Negro Swan is the new album from Dev Hynes under his Blood Orange moniker and a follow up to 2016's Freetown Sound. His last record really explored just what pop and progressive R&B can sound like. He was reinventing genres while continuing to play in those that already existed. It was an album that took it's time to connect with you. It was unconcerned about time but dedicated to creating blistering pop that actually mattered. Hynes' approach is a bit more nuanced on this record, creating music that is far more avante garde than even some of the features He employs. Puff Daddy appears on "Hope" but instead of rapping We get a spoken word outro and Puff singing somewhat during the hook. The parring with Tei Shi is also an odd one but nothing that we haven't seen from Hynes before. The main thing about this album is that it is painfully slow. With new success and new confidence Blood Orange allows his songs to unfold, includes intro and allows the music to just sort of ooze out. You never get the sense of beat being on the floor or of something kicking into a new gear and exploding.
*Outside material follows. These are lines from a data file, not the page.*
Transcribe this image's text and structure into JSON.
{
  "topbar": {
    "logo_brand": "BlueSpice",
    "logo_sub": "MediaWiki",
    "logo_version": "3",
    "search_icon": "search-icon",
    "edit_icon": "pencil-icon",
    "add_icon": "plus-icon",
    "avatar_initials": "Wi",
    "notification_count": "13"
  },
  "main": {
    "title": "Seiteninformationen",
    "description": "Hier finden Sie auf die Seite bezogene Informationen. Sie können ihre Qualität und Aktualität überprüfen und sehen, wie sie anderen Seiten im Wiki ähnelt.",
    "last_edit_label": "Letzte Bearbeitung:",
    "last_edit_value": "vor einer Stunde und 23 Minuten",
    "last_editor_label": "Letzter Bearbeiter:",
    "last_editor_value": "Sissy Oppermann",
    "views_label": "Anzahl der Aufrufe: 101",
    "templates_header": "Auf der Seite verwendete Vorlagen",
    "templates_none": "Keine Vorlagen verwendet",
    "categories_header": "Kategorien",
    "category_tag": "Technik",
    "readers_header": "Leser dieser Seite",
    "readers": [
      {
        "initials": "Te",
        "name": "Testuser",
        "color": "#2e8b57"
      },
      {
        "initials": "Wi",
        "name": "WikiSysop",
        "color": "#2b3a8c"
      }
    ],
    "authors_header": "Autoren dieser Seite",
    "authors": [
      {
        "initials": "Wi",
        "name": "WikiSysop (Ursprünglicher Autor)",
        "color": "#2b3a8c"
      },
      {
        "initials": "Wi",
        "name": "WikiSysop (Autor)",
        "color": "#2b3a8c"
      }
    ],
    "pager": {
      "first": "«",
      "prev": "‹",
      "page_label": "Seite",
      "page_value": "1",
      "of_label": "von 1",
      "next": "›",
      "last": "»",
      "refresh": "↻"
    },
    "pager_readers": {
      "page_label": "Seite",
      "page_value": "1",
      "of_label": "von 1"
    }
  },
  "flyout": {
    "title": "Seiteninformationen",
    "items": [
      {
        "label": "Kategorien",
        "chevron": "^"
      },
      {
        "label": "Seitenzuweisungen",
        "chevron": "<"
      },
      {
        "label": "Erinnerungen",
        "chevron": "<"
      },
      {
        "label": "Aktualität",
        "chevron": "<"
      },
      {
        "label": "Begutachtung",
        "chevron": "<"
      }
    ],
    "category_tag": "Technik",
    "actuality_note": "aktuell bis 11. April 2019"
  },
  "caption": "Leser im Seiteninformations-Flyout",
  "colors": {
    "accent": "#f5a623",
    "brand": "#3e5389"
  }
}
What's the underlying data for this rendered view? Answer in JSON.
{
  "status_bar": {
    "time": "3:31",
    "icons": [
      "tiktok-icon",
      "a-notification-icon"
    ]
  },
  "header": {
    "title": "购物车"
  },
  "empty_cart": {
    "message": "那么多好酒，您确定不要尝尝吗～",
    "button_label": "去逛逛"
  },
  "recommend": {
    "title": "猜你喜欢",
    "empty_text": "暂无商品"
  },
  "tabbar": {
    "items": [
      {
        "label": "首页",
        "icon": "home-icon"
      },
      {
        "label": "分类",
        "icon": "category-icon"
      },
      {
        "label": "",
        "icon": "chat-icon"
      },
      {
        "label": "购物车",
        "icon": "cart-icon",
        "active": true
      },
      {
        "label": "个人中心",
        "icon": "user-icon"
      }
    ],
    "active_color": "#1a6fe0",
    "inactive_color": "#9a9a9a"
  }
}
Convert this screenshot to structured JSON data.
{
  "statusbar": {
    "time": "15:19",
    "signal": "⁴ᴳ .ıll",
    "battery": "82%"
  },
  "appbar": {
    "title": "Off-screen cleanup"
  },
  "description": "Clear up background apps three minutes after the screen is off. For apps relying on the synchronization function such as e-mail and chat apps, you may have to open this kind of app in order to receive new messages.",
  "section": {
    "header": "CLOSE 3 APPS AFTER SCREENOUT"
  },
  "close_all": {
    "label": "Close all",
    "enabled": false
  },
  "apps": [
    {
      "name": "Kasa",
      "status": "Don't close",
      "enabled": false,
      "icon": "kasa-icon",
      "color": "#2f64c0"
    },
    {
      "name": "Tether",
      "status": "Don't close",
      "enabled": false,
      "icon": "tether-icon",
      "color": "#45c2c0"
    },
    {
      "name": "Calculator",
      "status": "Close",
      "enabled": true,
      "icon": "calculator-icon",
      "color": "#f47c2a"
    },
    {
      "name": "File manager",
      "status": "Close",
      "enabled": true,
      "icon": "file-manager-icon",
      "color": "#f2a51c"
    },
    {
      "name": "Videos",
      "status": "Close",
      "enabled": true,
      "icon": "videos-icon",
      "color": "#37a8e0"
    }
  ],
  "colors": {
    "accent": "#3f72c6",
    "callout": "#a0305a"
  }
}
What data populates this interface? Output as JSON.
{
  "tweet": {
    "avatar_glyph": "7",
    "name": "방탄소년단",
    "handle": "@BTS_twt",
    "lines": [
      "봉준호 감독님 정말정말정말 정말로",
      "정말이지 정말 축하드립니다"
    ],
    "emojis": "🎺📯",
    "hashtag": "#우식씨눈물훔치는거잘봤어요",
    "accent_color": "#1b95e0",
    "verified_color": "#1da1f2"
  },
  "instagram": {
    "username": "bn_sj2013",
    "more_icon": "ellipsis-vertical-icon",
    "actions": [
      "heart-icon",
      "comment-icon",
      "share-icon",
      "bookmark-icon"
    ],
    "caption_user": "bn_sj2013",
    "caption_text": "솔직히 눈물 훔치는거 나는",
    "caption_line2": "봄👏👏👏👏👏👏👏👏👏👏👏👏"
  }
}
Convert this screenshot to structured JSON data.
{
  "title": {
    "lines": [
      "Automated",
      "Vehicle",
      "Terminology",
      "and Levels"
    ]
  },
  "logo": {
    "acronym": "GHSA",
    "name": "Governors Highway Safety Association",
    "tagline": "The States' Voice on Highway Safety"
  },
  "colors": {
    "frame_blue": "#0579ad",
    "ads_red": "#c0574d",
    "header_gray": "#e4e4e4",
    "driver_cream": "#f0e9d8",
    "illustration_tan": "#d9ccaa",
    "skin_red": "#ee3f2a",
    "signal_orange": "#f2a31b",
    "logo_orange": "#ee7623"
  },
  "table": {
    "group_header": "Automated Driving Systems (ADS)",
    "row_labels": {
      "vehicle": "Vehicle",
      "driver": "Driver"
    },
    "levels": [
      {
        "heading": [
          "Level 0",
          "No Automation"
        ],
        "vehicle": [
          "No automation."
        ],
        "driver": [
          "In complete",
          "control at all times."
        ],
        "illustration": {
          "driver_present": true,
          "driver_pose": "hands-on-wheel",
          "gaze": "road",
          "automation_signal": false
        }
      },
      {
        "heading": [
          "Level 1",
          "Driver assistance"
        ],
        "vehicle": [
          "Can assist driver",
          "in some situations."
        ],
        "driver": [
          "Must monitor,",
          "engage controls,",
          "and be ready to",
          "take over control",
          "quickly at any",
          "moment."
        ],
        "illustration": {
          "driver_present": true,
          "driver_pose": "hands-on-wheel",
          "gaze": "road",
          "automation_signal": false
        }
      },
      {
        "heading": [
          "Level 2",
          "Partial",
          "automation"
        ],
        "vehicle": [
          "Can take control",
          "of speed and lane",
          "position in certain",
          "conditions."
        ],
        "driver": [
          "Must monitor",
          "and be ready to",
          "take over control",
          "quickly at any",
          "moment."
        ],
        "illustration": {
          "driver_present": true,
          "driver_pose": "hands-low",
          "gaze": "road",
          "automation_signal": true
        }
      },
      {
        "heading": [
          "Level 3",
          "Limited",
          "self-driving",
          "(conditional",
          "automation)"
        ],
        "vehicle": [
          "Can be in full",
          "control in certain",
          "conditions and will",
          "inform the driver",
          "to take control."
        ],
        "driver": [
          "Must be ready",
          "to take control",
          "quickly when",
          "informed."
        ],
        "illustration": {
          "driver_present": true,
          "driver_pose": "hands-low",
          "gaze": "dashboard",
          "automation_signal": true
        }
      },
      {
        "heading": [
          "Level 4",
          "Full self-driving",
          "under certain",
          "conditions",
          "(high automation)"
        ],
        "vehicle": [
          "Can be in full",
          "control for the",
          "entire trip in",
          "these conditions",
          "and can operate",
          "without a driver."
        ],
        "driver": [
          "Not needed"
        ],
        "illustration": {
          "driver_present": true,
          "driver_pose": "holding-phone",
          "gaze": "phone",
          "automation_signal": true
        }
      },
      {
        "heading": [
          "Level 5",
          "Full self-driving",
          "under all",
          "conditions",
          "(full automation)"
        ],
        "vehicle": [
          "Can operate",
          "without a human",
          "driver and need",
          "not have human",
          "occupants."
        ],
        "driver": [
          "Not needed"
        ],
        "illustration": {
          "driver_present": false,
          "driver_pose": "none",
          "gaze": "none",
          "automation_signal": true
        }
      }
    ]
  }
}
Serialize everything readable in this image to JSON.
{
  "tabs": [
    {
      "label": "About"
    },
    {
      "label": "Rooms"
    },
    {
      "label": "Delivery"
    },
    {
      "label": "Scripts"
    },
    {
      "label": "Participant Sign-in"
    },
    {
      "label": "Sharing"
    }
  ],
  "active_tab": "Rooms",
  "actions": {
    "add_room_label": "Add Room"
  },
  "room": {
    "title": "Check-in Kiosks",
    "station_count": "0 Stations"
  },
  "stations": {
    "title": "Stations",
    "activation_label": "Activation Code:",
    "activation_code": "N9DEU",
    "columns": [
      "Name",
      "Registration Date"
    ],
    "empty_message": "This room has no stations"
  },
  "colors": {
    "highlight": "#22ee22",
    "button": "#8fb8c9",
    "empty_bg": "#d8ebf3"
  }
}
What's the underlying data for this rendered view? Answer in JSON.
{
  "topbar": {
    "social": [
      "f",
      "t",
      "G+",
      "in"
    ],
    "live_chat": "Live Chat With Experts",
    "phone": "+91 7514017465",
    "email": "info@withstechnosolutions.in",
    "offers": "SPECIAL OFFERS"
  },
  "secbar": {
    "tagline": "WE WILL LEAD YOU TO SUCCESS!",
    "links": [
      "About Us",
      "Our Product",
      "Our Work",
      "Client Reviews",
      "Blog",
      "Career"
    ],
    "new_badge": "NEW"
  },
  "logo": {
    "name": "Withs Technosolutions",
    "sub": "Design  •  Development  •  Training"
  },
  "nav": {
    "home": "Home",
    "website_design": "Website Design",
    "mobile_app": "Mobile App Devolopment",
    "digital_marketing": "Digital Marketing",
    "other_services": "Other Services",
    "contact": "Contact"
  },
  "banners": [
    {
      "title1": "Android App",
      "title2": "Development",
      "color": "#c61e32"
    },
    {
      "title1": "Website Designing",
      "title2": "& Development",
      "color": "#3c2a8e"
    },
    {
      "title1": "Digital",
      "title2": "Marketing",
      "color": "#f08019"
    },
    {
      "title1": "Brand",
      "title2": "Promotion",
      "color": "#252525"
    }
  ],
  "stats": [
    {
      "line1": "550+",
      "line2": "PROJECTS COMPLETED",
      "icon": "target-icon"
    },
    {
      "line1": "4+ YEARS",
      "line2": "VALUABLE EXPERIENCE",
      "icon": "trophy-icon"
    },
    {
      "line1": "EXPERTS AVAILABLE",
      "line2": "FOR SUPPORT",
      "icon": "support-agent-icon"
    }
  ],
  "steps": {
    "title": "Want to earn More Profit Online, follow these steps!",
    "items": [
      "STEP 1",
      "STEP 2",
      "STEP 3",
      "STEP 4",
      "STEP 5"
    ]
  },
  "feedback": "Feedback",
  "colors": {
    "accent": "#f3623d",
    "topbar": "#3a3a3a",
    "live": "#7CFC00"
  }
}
This record just sort of hangs around, picks it's spots, but in doing so not too much is allowed to stand out or push through. Hynes is looking to explore black depression on this album, yet in doing so He pulls you right down there with him, existing in this confined space almost deflated by looking back at the world.
One of the lead singles "Charcoal Baby" has a really wonderful sound and good message, but god it is so long and drawn out that by the time you get to the stellar ending there is only a few seconds left to revel in it. Most of this album feels like it is leading up to something rather than actually doing something. It feels like with complete freedom Hynes has dove into the more experimental which is fine, but Negro Swan is definitely missing that pop lean that made Hynes so special in the first place. HYnes is still able to get the absolute best out of his features and pull them into environments that they might never play in. A$AP Rocky delivers one of his best features this year on "Chewing Gum". Blood Orange seems to be at his best when He is working with someone else to bright forward a vision, it almost gives his work less of a freeform feel and more of a sense that something needs to happen. There are a few times on Negro Swan that it feels like Hynes is trying a little too hard to be Prince like on "Holy Will" as well as at a few other moments on the album. Yet you have to give it up for the honesty and realness of this album. Hynes is not afraid to put himself out there for a sound that He believes in even it is not the most commercially successful option. Still there is little that pops out or grabs your attention on this album it just sort of exists, and that is kinda lame.
6.9 out of 10